1,826 Zambian claimants commenced proceedings in the TCC alleging that Konkola Copper Mines (“KCM”) and its parent company Vedanta Resources PLC (“Vedanta”) were liable for personal injury, damage to property, loss of income, and loss of amenity and enjoyment of land due to pollution/environmental damage caused by the Nchanga copper mine which KCM operated. The Defendants, as invariably happens in claims of this sort, denied that the English Court had or should exercise jurisdiction, arguing the natural forum for the dispute was clearly Zambia.
Coulson J rejected both Vendata’s and KCM’s challenges to the jurisdiction. Continue reading
The court’s power in CPR 6.15 to allow service by an alternative means can be used retrospectively to validate steps taken to serve proceedings on foreign defendants where those steps fall short of ‘good service’ under the CPR. The power is of particular significance in common law (rather than Brussels / Lugano cases) because the act of service founds jurisdiction.
This post considers two recent cases on CPR 6.15: Barton v Wright Hassall LLP  EWCA Civ 177 and Abbott v Econowall UK Ltd  EWHC 660 (IPEC). They demonstrate that the court will adopt a strict approach to retrospective cure of defective service although a defendant’s conduct may form part of the reason to permit cure. Continue reading

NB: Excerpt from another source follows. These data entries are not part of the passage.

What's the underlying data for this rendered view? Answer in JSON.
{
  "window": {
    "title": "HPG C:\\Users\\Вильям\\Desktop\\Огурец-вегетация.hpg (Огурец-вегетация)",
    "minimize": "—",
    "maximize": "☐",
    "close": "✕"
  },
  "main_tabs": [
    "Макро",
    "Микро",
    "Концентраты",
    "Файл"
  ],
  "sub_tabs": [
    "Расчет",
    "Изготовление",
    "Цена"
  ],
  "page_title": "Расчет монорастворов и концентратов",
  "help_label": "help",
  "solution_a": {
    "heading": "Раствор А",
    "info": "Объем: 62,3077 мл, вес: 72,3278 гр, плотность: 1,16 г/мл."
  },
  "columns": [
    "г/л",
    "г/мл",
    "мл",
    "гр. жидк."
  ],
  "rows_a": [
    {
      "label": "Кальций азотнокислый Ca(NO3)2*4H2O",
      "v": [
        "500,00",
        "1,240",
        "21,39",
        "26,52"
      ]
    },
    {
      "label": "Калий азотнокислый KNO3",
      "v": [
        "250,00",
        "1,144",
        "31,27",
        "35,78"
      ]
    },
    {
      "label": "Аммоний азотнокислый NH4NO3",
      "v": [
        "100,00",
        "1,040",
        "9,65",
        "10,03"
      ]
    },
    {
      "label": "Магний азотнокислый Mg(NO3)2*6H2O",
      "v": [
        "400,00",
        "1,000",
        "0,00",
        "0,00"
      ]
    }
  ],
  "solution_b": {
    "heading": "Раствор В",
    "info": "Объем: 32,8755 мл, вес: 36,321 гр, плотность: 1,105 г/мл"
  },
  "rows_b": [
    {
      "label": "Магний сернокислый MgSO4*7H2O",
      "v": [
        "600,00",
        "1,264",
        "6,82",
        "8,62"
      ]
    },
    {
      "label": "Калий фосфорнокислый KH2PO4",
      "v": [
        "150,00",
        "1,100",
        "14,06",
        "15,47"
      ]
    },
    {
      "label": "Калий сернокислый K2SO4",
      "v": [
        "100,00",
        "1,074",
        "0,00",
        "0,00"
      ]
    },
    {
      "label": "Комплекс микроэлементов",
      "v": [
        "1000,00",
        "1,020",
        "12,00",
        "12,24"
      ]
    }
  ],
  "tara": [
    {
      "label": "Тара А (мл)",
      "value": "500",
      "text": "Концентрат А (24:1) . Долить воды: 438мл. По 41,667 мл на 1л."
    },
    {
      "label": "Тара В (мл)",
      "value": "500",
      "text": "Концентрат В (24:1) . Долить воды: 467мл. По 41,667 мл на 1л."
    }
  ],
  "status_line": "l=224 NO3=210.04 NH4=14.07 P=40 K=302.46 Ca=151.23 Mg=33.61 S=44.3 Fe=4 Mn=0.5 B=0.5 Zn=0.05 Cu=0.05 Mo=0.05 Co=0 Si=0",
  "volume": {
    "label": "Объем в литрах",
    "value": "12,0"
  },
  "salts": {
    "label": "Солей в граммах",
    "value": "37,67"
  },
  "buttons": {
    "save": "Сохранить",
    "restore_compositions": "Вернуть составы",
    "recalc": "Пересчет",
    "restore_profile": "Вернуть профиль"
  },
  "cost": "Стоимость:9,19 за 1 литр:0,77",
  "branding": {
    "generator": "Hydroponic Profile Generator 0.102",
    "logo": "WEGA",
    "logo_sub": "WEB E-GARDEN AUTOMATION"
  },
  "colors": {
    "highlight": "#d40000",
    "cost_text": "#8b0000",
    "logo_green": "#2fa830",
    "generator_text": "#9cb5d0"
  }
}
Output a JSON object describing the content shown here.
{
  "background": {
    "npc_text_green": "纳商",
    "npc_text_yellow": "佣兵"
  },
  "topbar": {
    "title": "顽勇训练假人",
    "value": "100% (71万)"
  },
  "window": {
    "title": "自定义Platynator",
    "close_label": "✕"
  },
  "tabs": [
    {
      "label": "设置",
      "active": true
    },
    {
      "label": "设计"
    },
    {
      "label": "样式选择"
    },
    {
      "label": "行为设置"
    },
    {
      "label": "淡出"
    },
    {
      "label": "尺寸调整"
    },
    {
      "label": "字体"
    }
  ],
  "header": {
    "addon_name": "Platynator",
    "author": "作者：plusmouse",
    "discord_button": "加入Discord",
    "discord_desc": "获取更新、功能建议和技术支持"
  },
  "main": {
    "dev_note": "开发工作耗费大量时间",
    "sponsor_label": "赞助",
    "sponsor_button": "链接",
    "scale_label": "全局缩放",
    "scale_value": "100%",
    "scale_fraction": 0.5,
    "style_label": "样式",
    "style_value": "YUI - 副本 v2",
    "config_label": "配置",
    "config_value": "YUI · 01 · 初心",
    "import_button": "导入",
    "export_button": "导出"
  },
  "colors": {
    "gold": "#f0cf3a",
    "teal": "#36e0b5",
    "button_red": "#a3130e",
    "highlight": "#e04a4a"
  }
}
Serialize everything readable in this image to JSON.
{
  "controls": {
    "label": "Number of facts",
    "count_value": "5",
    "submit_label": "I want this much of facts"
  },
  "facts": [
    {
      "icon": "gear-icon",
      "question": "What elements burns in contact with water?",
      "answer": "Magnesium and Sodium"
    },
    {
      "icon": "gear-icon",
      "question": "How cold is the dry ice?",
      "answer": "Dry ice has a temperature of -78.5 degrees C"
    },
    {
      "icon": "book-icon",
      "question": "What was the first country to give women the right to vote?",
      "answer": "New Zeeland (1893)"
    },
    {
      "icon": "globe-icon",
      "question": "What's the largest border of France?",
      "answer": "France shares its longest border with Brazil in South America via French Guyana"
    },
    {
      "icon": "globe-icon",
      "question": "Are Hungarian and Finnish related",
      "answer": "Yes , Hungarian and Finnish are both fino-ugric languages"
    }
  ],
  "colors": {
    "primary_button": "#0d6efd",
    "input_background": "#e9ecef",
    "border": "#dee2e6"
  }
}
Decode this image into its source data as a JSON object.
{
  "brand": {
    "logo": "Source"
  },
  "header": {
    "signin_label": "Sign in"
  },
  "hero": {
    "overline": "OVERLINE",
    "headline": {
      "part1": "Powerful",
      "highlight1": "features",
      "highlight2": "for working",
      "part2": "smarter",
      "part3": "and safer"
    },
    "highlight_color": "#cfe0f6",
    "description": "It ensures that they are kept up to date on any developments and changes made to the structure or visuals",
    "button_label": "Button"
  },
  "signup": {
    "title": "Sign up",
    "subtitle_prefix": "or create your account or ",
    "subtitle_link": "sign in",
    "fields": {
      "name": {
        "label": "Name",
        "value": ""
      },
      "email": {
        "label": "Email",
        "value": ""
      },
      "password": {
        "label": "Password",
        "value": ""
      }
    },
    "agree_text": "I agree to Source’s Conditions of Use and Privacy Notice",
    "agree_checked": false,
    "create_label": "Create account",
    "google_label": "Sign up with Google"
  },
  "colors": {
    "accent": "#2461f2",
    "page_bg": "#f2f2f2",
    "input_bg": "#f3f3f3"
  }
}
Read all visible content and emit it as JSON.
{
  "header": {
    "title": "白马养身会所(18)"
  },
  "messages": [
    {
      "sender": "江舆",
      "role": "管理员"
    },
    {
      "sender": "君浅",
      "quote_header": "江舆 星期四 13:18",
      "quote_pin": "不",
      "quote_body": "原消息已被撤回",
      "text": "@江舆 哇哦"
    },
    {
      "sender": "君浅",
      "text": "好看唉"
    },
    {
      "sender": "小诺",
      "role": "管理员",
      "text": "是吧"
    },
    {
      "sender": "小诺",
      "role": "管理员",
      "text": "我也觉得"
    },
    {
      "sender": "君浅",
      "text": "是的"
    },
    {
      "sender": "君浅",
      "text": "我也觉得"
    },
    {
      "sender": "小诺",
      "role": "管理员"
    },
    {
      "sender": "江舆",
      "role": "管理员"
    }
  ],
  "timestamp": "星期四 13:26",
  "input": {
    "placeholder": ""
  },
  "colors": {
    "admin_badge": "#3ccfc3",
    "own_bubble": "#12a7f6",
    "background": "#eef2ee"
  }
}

Yesterday’s Court of Appeal decision under the common law rules is a useful reminder that merely bringing a claim against an English domiciled defendant (who may unquestionably be sued in England) will not always be sufficient to persuade the court that it should exercise its jurisdiction over a foreign domiciled defendant in a related claim. This is particularly so where the foreign defendant and the claimant are party to an exclusive jurisdiction clause in favour of another court.
The courts were clearly influenced by the fact that the claim against the foreign defendant was “the most important of the claims” while “it is difficult to see what practical advantage Mrs Jong would gain by suing the two English … companies.” Continue reading